=== Records supplied ===
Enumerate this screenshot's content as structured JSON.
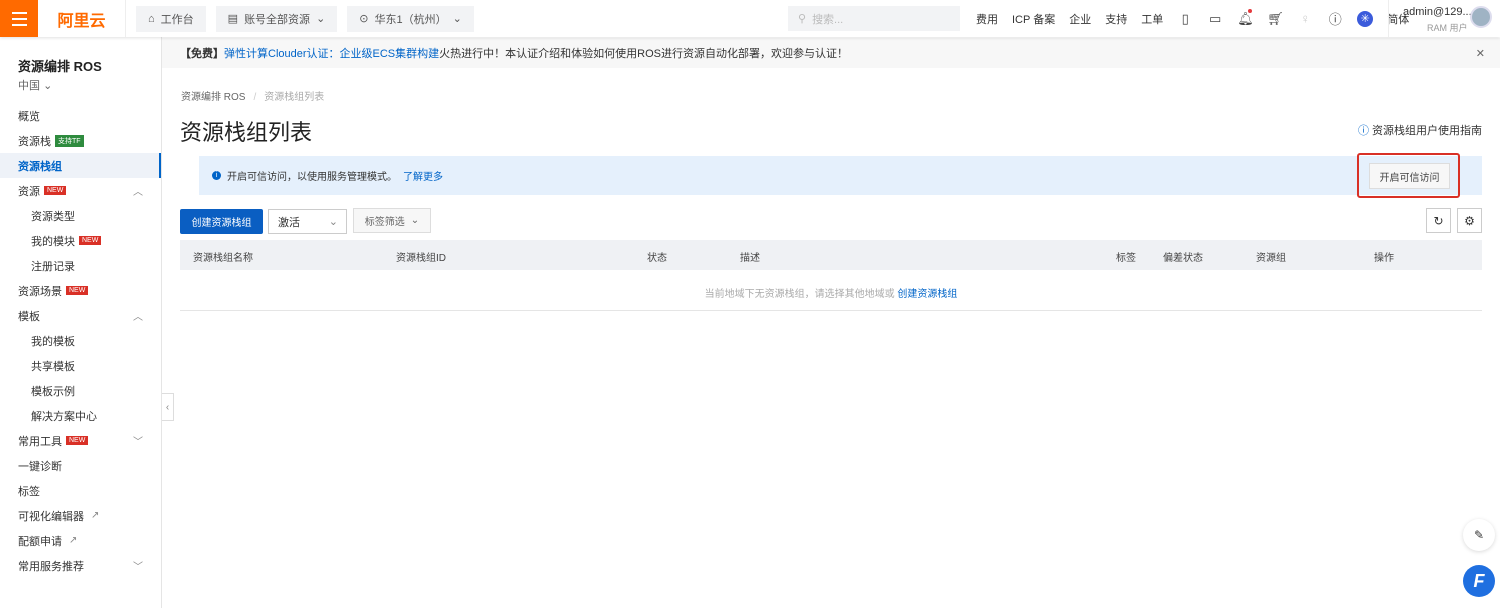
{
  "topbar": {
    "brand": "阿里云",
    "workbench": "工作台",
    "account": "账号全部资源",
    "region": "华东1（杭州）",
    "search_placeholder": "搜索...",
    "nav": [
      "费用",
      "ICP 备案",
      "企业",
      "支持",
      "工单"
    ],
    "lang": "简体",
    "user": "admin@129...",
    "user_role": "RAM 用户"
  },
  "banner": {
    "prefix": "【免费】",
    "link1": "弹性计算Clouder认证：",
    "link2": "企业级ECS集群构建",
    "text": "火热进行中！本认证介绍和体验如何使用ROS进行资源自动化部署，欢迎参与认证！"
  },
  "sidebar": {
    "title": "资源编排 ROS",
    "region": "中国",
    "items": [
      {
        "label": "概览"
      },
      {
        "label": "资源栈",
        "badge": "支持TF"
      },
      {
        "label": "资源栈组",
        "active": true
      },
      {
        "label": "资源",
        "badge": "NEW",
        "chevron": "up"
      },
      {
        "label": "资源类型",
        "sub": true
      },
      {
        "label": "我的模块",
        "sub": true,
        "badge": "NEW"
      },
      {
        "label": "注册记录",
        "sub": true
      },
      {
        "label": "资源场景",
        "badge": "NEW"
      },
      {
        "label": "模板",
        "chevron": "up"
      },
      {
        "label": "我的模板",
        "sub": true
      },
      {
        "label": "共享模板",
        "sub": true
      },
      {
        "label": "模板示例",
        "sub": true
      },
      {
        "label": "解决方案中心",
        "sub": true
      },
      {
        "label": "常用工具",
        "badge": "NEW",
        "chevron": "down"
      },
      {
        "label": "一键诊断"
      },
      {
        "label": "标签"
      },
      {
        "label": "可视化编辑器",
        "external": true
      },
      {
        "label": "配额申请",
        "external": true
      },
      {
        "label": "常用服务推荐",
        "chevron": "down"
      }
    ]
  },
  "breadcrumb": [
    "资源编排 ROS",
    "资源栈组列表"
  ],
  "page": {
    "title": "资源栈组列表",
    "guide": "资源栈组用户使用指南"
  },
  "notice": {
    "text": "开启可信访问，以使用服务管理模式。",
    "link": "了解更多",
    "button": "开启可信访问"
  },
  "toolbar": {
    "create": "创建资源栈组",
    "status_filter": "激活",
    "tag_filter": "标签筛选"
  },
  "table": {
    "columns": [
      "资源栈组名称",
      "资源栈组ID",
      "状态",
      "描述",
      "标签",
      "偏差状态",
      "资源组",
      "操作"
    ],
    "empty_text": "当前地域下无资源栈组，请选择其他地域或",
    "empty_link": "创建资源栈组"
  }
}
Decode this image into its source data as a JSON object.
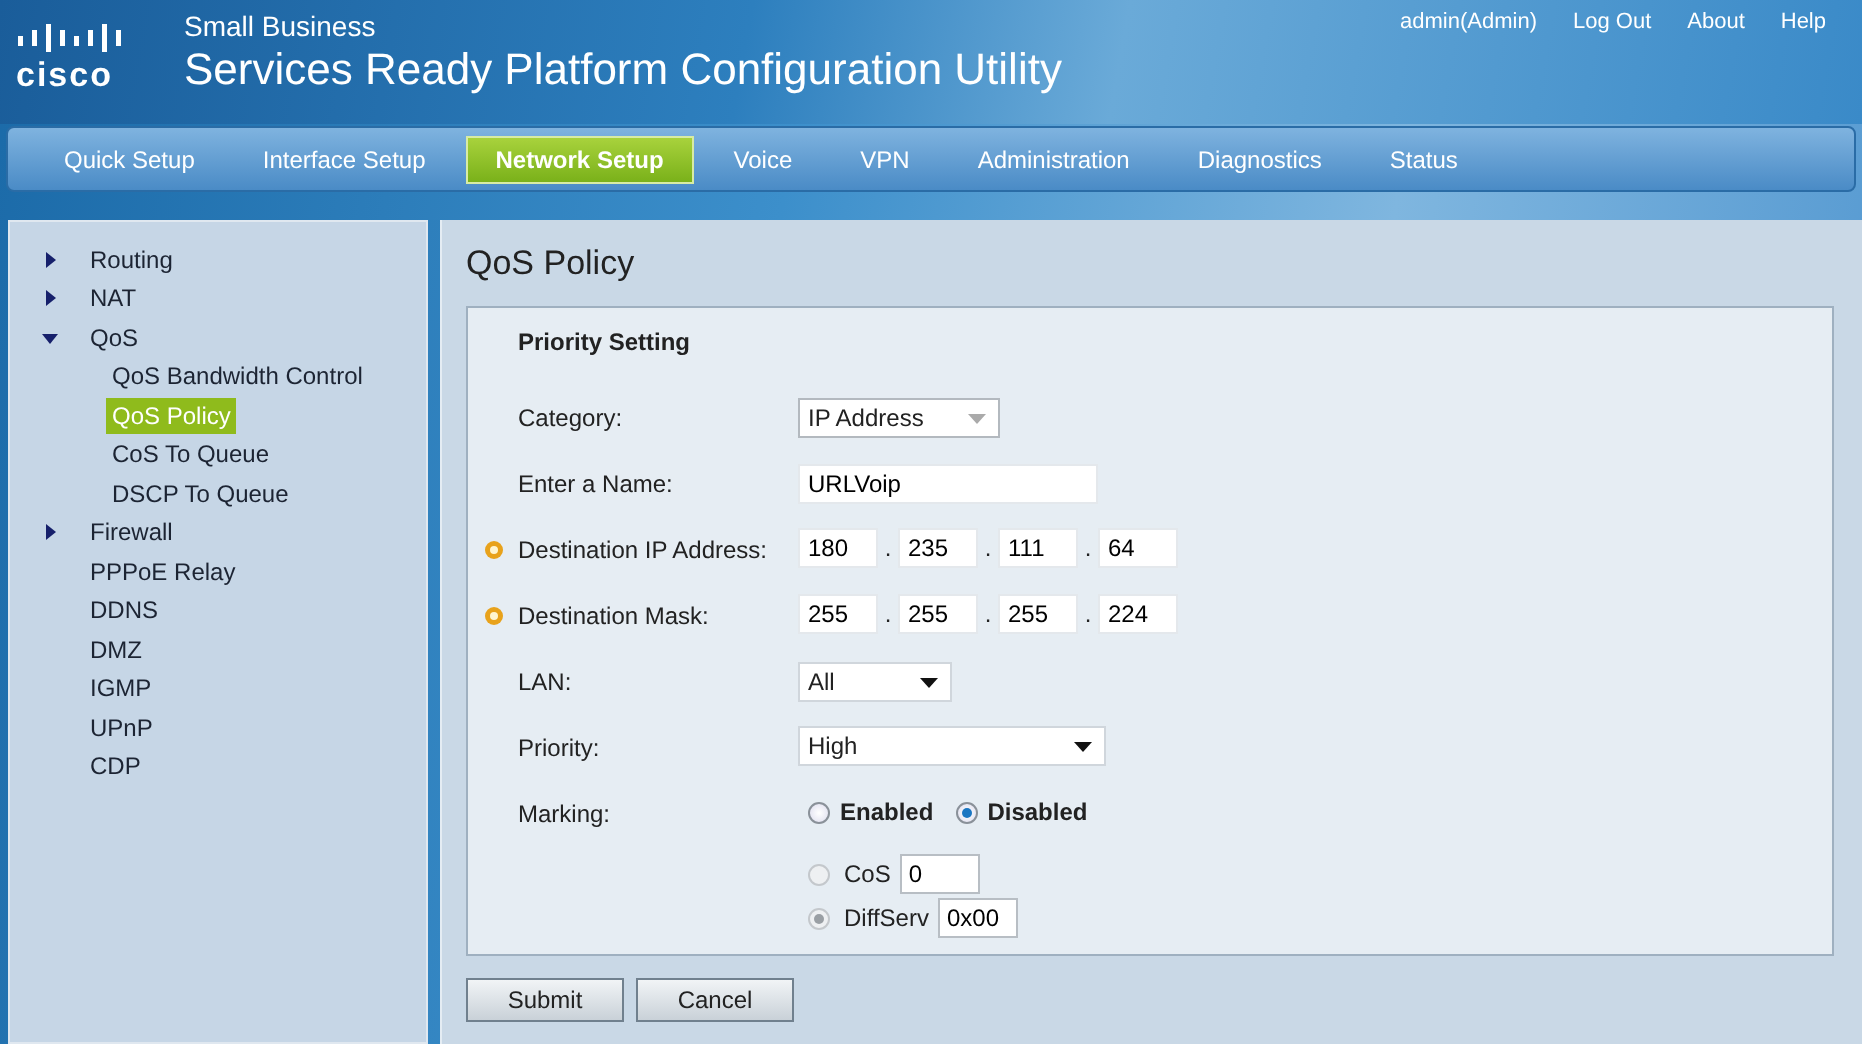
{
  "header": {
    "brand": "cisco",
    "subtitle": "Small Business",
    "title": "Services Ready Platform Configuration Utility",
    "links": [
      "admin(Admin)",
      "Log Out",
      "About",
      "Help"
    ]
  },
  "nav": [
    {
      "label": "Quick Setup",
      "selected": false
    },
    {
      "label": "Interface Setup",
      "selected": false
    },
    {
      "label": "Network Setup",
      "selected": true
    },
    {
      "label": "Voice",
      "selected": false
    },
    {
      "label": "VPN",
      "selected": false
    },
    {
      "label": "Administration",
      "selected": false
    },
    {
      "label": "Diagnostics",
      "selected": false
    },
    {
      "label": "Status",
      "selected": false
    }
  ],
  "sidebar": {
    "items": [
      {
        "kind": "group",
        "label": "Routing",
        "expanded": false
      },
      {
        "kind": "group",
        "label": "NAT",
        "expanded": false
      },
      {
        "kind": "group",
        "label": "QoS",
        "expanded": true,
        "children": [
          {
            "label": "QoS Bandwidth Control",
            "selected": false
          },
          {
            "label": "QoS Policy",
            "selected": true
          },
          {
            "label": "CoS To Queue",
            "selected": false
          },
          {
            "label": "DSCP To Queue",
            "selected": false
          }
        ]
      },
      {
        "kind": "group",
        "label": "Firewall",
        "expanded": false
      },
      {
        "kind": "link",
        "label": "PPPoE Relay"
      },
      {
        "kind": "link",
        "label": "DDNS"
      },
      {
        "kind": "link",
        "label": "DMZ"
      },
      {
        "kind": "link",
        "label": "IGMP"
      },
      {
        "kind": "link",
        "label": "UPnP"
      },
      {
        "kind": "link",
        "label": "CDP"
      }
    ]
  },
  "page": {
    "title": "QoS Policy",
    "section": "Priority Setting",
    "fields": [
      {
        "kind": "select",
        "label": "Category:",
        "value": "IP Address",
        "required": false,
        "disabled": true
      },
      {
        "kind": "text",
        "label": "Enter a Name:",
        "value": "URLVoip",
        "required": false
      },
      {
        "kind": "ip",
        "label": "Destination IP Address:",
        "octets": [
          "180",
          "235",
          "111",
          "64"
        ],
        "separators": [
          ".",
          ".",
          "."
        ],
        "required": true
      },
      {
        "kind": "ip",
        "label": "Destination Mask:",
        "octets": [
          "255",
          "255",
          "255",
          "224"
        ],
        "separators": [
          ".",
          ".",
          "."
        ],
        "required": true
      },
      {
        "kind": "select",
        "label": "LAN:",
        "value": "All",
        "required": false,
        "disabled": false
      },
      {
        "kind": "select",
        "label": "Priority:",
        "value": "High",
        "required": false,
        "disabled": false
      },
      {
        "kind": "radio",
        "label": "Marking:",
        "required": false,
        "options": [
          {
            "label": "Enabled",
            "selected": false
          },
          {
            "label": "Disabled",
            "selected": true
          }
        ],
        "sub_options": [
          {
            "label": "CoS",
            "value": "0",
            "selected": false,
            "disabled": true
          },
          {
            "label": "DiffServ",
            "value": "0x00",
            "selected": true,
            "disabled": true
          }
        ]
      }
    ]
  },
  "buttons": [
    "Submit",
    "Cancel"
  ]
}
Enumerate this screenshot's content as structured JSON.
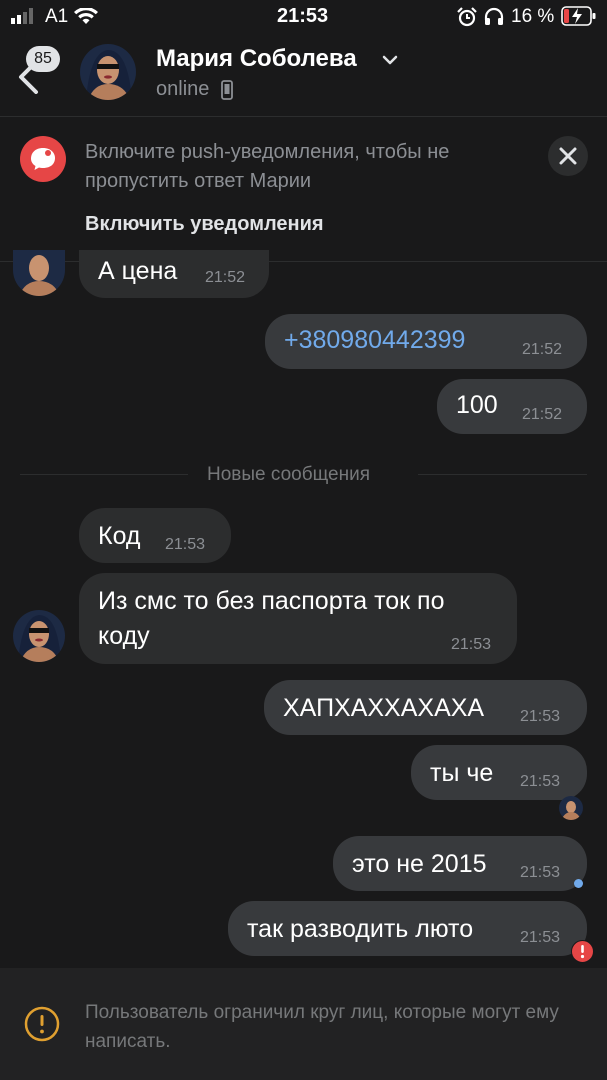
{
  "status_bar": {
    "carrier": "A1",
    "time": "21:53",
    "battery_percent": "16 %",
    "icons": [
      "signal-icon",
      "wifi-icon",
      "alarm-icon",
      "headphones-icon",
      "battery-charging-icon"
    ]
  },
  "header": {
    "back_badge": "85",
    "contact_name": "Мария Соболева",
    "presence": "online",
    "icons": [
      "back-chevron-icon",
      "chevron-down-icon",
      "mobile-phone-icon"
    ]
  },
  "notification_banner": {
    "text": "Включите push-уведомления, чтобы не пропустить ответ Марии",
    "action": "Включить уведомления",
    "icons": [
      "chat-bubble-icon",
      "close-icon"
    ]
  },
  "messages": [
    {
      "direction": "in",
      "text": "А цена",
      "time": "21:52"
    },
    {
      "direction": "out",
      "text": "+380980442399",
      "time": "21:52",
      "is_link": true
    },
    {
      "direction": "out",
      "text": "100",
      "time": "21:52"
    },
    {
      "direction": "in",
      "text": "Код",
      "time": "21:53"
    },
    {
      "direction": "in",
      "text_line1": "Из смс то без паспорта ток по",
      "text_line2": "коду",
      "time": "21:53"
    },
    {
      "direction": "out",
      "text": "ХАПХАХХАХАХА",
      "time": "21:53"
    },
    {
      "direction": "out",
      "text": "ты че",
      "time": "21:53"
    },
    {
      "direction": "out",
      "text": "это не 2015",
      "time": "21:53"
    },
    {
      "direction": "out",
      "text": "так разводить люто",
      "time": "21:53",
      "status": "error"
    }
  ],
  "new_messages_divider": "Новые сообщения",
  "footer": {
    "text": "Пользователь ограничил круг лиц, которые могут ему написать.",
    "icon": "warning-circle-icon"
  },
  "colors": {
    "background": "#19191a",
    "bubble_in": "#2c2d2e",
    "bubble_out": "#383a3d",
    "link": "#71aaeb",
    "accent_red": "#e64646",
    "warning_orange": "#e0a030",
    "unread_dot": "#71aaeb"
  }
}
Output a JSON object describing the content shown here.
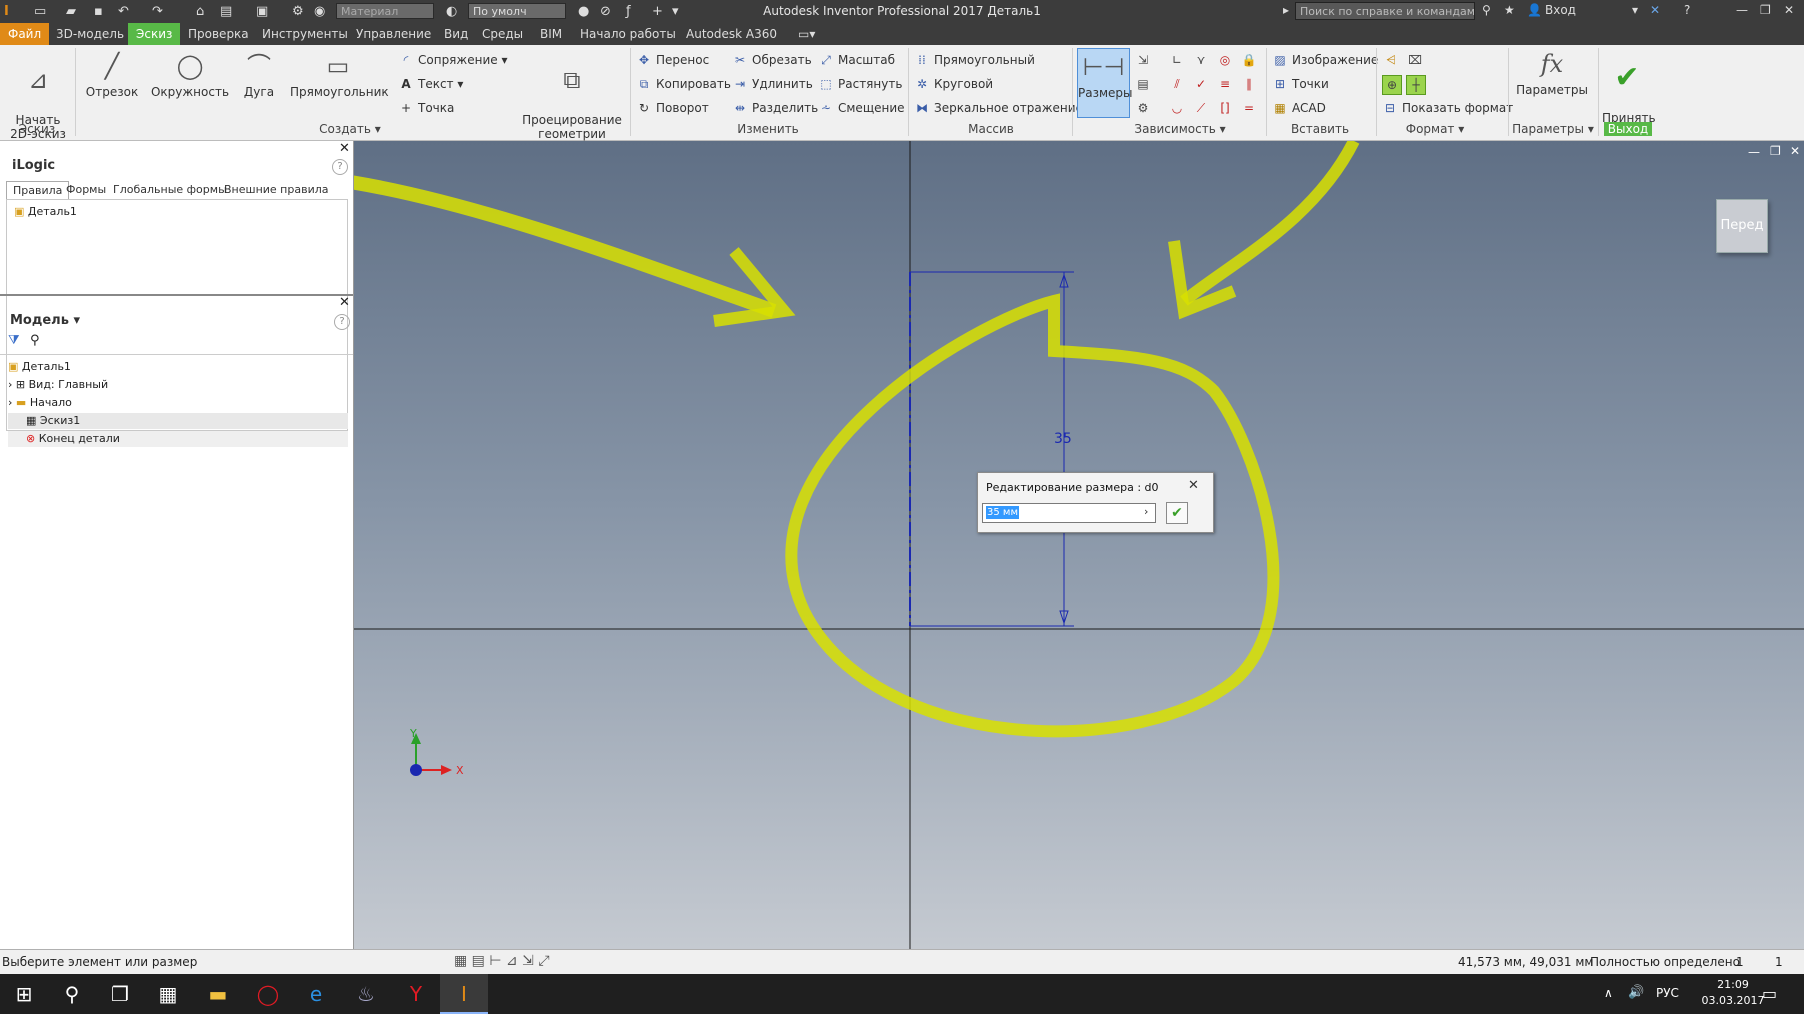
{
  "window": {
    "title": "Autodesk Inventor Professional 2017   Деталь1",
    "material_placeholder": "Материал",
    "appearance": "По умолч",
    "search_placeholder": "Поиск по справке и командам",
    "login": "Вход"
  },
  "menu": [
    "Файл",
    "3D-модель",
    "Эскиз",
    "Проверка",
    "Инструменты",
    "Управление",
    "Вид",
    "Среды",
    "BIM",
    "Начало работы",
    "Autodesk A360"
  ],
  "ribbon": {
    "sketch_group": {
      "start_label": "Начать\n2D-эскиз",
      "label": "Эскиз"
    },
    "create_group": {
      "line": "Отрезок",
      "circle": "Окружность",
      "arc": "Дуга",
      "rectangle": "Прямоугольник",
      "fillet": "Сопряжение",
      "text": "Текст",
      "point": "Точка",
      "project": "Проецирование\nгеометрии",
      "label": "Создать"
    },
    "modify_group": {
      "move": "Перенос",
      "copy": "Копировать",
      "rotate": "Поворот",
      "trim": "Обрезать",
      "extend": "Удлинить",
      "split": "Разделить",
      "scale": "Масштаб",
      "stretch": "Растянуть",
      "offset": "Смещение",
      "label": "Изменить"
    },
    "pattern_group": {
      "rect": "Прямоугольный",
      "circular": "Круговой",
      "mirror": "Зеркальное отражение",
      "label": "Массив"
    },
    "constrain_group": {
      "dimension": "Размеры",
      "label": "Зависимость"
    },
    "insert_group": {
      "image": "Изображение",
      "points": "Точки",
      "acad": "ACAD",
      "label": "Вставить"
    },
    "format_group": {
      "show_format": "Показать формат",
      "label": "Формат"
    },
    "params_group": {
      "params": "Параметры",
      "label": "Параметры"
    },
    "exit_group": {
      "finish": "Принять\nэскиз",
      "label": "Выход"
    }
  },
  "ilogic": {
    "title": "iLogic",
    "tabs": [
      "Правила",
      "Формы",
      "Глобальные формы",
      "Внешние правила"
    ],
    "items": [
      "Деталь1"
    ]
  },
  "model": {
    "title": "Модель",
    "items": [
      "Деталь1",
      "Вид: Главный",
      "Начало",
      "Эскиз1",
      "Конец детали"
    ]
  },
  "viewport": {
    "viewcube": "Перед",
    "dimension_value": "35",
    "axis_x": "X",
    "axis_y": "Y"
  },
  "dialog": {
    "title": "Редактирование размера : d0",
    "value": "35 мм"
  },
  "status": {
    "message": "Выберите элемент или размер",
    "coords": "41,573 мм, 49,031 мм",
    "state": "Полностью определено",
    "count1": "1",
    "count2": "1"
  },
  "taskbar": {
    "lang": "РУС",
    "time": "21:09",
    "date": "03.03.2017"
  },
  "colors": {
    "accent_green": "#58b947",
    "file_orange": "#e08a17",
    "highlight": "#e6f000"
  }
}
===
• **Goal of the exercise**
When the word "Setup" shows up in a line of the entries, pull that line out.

• **Written answer**
      "label": "Quick Setup",
      "label": "Interface Setup",
      "label": "Network Setup",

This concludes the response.